= What the exercise asks =
Set the records down once more so that they match the source word for word.

= Records to use =

--------------------------------

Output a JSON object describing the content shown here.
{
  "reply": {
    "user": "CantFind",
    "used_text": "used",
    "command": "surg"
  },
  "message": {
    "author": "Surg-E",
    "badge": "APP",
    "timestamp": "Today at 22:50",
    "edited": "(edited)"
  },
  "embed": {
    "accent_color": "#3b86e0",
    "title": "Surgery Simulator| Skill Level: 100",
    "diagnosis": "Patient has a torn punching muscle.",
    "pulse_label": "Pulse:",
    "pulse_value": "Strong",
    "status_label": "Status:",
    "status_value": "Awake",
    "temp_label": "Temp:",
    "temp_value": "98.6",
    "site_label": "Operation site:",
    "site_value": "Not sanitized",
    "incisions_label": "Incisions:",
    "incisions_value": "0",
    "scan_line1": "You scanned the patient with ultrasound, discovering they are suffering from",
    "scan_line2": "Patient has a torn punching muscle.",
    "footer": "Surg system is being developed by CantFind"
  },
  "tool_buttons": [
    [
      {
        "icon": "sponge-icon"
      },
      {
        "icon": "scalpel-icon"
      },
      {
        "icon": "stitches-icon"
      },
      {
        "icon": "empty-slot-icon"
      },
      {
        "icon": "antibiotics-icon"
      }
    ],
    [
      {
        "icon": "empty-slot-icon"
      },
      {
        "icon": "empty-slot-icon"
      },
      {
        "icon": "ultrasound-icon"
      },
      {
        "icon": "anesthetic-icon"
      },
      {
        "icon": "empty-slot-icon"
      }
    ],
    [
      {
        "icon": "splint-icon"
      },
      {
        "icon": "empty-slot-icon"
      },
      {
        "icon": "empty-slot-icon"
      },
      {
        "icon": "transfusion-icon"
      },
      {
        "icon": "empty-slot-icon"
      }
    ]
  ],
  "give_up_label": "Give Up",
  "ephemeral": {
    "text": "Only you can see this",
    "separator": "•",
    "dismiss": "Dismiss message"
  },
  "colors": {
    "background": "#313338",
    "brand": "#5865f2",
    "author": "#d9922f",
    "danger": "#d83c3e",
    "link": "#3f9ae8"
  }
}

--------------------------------

= Reply to the task =
Output a JSON object describing the content shown here.
{
  "reply": {
    "user": "CantFind",
    "used_text": "used",
    "command": "surg"
  },
  "message": {
    "author": "Surg-E",
    "badge": "APP",
    "timestamp": "Today at 22:50",
    "edited": "(edited)"
  },
  "embed": {
    "accent_color": "#3b86e0",
    "title": "Surgery Simulator| Skill Level: 100",
    "diagnosis": "Patient has a torn punching muscle.",
    "pulse_label": "Pulse:",
    "pulse_value": "Strong",
    "status_label": "Status:",
    "status_value": "Awake",
    "temp_label": "Temp:",
    "temp_value": "98.6",
    "site_label": "Operation site:",
    "site_value": "Not sanitized",
    "incisions_label": "Incisions:",
    "incisions_value": "0",
    "scan_line1": "You scanned the patient with ultrasound, discovering they are suffering from",
    "scan_line2": "Patient has a torn punching muscle.",
    "footer": "Surg system is being developed by CantFind"
  },
  "tool_buttons": [
    [
      {
        "icon": "sponge-icon"
      },
      {
        "icon": "scalpel-icon"
      },
      {
        "icon": "stitches-icon"
      },
      {
        "icon": "empty-slot-icon"
      },
      {
        "icon": "antibiotics-icon"
      }
    ],
    [
      {
        "icon": "empty-slot-icon"
      },
      {
        "icon": "empty-slot-icon"
      },
      {
        "icon": "ultrasound-icon"
      },
      {
        "icon": "anesthetic-icon"
      },
      {
        "icon": "empty-slot-icon"
      }
    ],
    [
      {
        "icon": "splint-icon"
      },
      {
        "icon": "empty-slot-icon"
      },
      {
        "icon": "empty-slot-icon"
      },
      {
        "icon": "transfusion-icon"
      },
      {
        "icon": "empty-slot-icon"
      }
    ]
  ],
  "give_up_label": "Give Up",
  "ephemeral": {
    "text": "Only you can see this",
    "separator": "•",
    "dismiss": "Dismiss message"
  },
  "colors": {
    "background": "#313338",
    "brand": "#5865f2",
    "author": "#d9922f",
    "danger": "#d83c3e",
    "link": "#3f9ae8"
  }
}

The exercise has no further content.